Environmental and social experts are urging us all to live a more sustainable life. It certainly sounds like a good thing, and if done properly, it can provide benefits on both a social and individual level.
But what does sustainability really mean? And what does a sustainable life look like?
The Nebulous Definition of “Sustainability”
Unfortunately, it’s hard to pin down a precise definition of the word “sustainability,” as it’s used in so many ways across many different contexts. Environmental sustainability, social sustainability, and economic sustainability, for example, are all disparate concepts that are only marginally related.
When most of us talk about sustainability, we’re talking about environmental sustainability. An environmentally sustainable operation is one that can persist indefinitely without causing significant harm or damage to the environment. As a simple example, imagine that you have 10 trees on your property and every year, you cut down another tree without replacing it. This is not sustainable, as eventually, you’ll be out of trees. If you take the simple action of planting a new tree every time you cut one down, you can make your operation sustainable.
Environmental sustainability is somewhat subjective, and it’s hard to pinpoint exactly how much of an impact various products and activities make. However, we can identify potentially problematic habits and behaviors, then guide people to more sustainable living.
Basics of Individual Environmental Sustainability
Sustainability is a huge topic. Governments, corporations, and other large organizations shoulder much of the burden of sustainability planning from a high level. But we can also think about sustainability as it relates to an individual level.
What does it mean for an individual to live a more environmentally sustainable life?
Typically, it includes the following:
- Energy/utility consumption reduction. One of your biggest responsibilities is going to be reducing your dependence on energy and utilities, like electricity, natural gas, and water. These resources are either finite, or capable of producing massive amounts of pollution; accordingly, you should consume as few of these resources as possible.
- Product consumption reduction. Similarly, environmental sustainability encourages you to reduce your consumption of products. Having a set of ceramic plates that you wash after every meal is inherently more sustainable than purchasing paper plates and throwing them away whenever you’re done.

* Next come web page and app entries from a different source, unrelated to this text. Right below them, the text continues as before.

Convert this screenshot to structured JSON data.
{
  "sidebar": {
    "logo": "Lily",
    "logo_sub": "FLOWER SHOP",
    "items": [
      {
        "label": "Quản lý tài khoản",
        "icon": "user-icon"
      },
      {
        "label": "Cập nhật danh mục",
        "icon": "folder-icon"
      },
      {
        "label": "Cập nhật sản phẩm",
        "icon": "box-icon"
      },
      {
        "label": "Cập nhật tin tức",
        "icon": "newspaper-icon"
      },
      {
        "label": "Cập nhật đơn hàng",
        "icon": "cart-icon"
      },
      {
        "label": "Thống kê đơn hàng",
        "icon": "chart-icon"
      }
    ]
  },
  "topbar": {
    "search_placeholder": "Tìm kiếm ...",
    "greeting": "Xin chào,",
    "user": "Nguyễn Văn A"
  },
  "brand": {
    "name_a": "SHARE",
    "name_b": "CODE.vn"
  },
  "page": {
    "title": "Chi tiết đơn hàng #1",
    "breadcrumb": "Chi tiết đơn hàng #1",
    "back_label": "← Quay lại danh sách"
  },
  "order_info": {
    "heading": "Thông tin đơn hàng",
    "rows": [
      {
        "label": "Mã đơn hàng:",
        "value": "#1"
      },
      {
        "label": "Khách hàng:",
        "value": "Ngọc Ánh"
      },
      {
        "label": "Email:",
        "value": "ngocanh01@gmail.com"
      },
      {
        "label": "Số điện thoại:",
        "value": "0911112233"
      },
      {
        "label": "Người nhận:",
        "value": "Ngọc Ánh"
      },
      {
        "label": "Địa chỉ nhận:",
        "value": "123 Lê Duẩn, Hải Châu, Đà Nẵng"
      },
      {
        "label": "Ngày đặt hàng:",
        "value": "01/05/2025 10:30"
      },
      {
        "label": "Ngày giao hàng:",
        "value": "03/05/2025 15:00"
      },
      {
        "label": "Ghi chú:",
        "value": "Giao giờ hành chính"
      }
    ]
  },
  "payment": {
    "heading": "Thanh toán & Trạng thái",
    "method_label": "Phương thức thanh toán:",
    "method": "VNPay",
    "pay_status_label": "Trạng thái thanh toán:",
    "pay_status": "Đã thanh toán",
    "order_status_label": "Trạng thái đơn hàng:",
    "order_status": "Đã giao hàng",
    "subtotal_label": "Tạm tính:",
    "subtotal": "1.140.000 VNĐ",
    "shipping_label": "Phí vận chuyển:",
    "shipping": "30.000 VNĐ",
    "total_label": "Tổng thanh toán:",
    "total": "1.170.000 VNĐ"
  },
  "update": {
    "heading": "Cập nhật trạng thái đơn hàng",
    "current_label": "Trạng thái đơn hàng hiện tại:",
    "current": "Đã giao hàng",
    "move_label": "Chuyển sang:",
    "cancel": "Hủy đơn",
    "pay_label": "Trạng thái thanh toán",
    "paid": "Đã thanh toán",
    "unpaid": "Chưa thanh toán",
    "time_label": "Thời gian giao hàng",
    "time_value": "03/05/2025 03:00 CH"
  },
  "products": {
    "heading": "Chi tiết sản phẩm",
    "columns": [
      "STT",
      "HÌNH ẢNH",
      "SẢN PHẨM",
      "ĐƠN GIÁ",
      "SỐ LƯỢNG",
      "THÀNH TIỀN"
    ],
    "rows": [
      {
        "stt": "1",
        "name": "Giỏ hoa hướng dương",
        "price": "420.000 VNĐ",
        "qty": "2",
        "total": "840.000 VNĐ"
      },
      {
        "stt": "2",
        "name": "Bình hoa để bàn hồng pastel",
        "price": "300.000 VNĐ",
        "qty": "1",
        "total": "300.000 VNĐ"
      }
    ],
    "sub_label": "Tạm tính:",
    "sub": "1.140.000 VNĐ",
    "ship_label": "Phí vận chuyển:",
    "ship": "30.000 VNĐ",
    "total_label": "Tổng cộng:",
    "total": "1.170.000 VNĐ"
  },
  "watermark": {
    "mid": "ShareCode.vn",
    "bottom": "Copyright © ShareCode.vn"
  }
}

- Conscientious consumer decision making. You should also practice sustainability in the form of thoughtful consumer decision making. If you have a choice between two very similar products, and one product is made by a brand that prioritizes sustainability in its operations, consider choosing that brand.
- Voting and activism. Individuals also have the potential to influence higher level decisions by actively voting in elections and practicing more activism.
Examples of Living a More Sustainable Life
These principles are on display in the following strategies for individual environmental sustainability:
- Investing in efficient appliances. Efficient appliances are capable of doing more with less energy. They’re designed to help you live a convenient life and carry out your responsibilities without driving up your utility bills or disproportionately consuming resources.
- Reducing total energy use. Any steps you take to reduce your energy consumption can improve your environmental sustainability. Biking instead of driving minimizes what you spend on fuel. Wearing a sweater instead of increasing the temperature on your thermostat minimizes your electricity or natural gas consumption.
- Going paperless. Paper is a commonly used, disposable product made from trees. While modern paper companies attempt to make this process more sustainable by planting new trees in the wake of harvested older ones, it’s still more responsible to eliminate (or reduce) paper usage in your home. Switching to paperless billing is a great place to start, but it’s also important to think about other areas where you use paper; for example, switching to a bidet can almost eliminate your need for toilet paper.
- Growing your own food. Farmer’s markets are generally more sustainable than supermarkets. But it’s even more sustainable to grow your own food, assuming you have the space to do it.
- Reusing or recycling instead of disposing. Instead of throwing things away, consider reusing or recycling them. This way, your products can find new life and you can reduce aggregate consumption.
- Shopping with sustainable brands. More than 96 percent of the world’s top companies are publishing annual sustainability reports. This makes it easier than ever for consumers to practice conscientious decision making. Which brands are most worthy of your economic contributions? How can you support more sustainable businesses?
You don’t have to make unreasonable sacrifices, nor do you need to spend thousands of dollars to live a sustainable life. Every step you take, even on the smallest scale, can add up to have a positive impact on the world – especially if you commit to those steps over the course of a lifetime.